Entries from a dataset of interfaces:
=== Section Start ===
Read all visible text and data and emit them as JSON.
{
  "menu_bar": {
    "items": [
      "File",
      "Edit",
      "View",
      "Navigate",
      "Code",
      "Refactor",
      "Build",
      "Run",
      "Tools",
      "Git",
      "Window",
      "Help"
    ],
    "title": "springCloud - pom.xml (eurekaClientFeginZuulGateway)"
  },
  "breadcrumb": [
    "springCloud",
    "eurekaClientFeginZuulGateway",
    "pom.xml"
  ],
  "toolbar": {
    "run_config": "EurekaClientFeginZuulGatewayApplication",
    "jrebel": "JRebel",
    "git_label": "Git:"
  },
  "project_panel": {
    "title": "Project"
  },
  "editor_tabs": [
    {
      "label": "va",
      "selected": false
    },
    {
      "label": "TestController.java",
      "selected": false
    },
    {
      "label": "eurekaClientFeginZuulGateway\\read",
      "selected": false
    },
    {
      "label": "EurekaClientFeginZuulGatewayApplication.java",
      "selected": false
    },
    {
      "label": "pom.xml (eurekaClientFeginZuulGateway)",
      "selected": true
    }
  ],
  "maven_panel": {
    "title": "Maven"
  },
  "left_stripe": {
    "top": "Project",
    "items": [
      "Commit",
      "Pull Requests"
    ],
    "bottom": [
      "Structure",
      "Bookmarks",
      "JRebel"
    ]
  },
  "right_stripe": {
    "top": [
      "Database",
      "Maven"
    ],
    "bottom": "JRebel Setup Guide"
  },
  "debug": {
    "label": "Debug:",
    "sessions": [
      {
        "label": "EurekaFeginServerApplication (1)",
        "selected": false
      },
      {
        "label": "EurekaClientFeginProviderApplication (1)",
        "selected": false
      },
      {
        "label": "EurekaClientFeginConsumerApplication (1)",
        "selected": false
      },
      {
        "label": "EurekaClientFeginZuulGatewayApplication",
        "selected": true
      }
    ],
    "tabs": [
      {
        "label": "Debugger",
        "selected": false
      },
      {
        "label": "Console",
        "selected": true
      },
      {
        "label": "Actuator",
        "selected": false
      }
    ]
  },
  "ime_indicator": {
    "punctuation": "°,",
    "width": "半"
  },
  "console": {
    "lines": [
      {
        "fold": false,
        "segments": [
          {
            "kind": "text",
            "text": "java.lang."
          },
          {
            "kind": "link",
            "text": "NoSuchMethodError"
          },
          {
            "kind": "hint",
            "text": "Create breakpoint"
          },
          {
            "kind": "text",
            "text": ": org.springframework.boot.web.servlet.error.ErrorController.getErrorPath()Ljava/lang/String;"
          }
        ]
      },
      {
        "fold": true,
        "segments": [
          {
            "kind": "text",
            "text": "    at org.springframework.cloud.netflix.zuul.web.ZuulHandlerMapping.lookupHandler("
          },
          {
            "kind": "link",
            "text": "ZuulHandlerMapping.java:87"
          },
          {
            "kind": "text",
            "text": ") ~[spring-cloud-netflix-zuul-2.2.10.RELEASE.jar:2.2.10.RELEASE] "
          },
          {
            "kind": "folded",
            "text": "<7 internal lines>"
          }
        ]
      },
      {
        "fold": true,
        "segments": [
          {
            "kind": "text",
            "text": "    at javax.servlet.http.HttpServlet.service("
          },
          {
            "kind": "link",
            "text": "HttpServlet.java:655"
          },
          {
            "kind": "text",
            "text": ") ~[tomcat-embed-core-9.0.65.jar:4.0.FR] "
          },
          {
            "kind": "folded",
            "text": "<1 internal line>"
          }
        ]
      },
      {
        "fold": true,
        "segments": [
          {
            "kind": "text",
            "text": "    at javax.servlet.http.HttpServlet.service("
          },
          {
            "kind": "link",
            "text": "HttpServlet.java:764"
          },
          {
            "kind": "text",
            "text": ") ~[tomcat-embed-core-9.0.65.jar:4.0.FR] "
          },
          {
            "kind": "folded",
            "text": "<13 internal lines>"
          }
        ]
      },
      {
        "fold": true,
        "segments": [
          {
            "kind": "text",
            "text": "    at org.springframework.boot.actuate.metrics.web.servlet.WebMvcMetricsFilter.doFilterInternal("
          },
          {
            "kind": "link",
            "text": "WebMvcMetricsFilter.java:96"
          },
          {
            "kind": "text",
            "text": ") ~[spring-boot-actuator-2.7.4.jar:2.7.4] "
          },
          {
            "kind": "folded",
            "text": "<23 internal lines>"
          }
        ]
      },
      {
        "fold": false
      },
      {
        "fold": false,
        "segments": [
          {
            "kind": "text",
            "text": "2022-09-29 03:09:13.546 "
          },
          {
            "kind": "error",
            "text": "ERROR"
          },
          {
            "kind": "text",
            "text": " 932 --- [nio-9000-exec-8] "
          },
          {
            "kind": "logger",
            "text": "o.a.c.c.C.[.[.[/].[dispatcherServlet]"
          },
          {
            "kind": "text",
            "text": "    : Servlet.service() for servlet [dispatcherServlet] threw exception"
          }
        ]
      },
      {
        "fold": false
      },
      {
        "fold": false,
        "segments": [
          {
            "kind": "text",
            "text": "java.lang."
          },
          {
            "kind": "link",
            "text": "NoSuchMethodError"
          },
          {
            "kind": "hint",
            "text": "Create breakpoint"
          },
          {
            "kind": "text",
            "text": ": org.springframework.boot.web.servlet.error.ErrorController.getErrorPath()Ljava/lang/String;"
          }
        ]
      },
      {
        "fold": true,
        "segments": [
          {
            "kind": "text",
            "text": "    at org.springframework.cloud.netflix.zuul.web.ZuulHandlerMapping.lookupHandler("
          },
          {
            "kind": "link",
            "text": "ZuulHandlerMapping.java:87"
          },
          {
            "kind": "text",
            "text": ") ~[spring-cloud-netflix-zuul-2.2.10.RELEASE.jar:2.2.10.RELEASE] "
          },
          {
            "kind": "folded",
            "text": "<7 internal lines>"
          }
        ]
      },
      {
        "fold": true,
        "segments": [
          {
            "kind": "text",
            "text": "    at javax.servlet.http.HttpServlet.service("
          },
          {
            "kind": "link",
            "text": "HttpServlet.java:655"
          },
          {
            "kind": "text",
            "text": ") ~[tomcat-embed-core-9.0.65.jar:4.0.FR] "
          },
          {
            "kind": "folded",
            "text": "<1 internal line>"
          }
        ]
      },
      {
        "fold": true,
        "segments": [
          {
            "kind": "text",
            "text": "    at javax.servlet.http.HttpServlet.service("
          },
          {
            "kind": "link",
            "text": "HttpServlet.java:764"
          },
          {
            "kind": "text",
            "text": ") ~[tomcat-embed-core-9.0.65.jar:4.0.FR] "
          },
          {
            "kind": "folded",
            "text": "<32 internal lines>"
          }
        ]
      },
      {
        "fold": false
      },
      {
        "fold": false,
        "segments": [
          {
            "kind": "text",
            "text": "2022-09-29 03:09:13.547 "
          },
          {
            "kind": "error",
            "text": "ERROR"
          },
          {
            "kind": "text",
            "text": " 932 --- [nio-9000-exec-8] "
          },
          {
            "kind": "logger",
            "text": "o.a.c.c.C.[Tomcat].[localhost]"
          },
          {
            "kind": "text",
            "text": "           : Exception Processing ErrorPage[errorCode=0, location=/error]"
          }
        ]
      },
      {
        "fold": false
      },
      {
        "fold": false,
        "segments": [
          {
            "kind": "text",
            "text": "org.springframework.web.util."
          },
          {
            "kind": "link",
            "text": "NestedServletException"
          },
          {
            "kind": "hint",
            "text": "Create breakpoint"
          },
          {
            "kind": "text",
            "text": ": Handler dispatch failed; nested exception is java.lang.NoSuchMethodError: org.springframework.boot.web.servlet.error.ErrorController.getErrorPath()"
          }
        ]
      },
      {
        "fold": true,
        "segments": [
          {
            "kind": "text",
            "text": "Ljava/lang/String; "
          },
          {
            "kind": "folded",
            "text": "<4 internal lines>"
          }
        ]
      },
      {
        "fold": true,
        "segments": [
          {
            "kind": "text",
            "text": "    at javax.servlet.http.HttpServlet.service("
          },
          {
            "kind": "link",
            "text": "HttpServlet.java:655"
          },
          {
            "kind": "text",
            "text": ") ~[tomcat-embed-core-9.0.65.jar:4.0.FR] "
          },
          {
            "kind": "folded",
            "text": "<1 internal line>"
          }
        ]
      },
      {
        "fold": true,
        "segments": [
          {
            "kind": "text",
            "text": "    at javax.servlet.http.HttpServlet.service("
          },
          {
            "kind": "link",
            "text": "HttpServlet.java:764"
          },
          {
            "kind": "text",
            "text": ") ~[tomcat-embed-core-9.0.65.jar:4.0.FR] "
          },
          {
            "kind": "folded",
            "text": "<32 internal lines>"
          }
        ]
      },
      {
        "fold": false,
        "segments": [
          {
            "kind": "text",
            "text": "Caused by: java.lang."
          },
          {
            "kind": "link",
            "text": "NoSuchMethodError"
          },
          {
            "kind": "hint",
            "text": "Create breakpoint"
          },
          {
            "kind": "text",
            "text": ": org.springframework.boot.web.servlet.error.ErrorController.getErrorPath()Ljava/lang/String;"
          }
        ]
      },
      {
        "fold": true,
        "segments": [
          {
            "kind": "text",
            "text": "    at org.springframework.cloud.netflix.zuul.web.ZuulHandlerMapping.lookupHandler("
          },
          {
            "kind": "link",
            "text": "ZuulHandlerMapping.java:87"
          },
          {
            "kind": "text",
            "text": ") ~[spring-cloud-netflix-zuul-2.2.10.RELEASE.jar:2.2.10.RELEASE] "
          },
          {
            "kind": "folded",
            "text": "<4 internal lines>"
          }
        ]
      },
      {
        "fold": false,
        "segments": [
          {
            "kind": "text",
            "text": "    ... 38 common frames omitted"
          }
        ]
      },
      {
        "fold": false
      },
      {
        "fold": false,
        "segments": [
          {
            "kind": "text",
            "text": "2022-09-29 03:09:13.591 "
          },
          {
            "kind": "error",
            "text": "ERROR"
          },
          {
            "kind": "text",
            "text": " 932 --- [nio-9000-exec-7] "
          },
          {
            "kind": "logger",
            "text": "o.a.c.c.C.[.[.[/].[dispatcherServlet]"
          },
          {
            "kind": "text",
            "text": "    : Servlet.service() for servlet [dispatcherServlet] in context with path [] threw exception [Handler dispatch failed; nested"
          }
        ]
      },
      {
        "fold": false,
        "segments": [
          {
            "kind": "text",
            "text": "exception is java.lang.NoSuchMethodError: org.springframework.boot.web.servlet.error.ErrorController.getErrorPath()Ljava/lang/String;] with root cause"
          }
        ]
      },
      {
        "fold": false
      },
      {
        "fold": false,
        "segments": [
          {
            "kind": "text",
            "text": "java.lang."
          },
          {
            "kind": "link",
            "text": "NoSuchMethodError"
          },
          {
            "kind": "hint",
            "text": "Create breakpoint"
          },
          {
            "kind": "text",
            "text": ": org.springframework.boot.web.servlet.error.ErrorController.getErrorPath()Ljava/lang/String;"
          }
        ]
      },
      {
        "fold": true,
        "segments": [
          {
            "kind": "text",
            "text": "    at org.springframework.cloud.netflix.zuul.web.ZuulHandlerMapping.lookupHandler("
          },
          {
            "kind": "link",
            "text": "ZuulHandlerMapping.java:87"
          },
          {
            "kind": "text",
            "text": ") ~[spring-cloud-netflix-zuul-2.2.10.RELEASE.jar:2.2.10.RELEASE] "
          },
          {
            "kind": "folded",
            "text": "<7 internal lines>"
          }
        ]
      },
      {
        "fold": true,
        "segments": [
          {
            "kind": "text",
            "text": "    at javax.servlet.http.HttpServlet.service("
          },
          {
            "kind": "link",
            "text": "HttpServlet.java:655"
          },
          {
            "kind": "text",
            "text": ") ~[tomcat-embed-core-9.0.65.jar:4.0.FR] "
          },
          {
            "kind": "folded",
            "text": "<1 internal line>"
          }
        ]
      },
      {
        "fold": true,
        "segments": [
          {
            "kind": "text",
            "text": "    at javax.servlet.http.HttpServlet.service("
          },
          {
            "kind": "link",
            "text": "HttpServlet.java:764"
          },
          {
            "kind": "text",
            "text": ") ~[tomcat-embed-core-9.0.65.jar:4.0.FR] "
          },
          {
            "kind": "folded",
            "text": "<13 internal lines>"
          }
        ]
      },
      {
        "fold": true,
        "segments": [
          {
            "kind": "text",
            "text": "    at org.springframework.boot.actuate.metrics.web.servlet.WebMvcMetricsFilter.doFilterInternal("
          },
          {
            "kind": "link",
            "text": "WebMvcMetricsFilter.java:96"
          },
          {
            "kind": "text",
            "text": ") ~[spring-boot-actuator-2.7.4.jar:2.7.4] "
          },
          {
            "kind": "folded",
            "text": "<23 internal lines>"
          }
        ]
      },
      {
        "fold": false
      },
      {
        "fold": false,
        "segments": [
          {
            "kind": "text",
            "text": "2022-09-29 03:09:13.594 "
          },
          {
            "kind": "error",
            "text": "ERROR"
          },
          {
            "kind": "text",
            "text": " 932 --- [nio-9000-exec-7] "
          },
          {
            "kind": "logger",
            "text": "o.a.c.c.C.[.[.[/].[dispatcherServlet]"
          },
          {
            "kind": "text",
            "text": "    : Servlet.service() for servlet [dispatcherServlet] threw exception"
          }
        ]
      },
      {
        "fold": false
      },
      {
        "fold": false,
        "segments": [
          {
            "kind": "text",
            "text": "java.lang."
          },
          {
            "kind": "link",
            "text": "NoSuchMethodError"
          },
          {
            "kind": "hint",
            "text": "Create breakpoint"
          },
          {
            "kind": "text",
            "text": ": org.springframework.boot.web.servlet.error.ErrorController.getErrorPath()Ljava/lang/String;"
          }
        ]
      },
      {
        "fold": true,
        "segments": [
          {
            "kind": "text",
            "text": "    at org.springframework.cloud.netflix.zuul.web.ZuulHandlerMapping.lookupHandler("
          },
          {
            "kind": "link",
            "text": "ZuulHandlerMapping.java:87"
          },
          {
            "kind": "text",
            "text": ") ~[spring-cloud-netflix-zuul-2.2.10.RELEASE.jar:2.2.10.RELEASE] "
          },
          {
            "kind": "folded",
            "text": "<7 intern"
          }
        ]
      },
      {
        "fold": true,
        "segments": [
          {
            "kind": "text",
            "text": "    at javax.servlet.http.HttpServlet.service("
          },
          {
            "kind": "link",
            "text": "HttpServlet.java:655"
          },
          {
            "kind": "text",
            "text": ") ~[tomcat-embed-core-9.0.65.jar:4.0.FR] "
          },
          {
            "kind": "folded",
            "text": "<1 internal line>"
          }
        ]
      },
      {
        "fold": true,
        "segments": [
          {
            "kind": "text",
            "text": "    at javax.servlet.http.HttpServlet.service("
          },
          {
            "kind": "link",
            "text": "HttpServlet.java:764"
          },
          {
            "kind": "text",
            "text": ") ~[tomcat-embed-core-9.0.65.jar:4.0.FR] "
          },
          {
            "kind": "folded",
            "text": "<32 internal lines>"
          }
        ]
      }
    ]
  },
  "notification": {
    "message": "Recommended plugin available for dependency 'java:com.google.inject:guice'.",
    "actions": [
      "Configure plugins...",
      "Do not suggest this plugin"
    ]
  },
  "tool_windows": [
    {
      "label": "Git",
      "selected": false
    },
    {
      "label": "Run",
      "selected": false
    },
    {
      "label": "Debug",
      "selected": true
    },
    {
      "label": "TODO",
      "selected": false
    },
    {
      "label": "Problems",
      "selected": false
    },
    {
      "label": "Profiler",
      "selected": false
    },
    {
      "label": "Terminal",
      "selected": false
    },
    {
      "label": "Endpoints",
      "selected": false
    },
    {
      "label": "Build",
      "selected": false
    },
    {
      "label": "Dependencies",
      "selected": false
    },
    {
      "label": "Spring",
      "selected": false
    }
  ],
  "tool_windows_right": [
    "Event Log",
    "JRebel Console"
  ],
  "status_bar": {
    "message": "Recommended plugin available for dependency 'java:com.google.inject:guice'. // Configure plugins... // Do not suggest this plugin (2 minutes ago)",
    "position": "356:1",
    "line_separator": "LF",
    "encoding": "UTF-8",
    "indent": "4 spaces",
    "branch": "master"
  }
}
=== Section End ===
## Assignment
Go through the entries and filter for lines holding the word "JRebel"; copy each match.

## Your solution
    "jrebel": "JRebel",
      "JRebel"
    "bottom": "JRebel Setup Guide"
    "JRebel Console"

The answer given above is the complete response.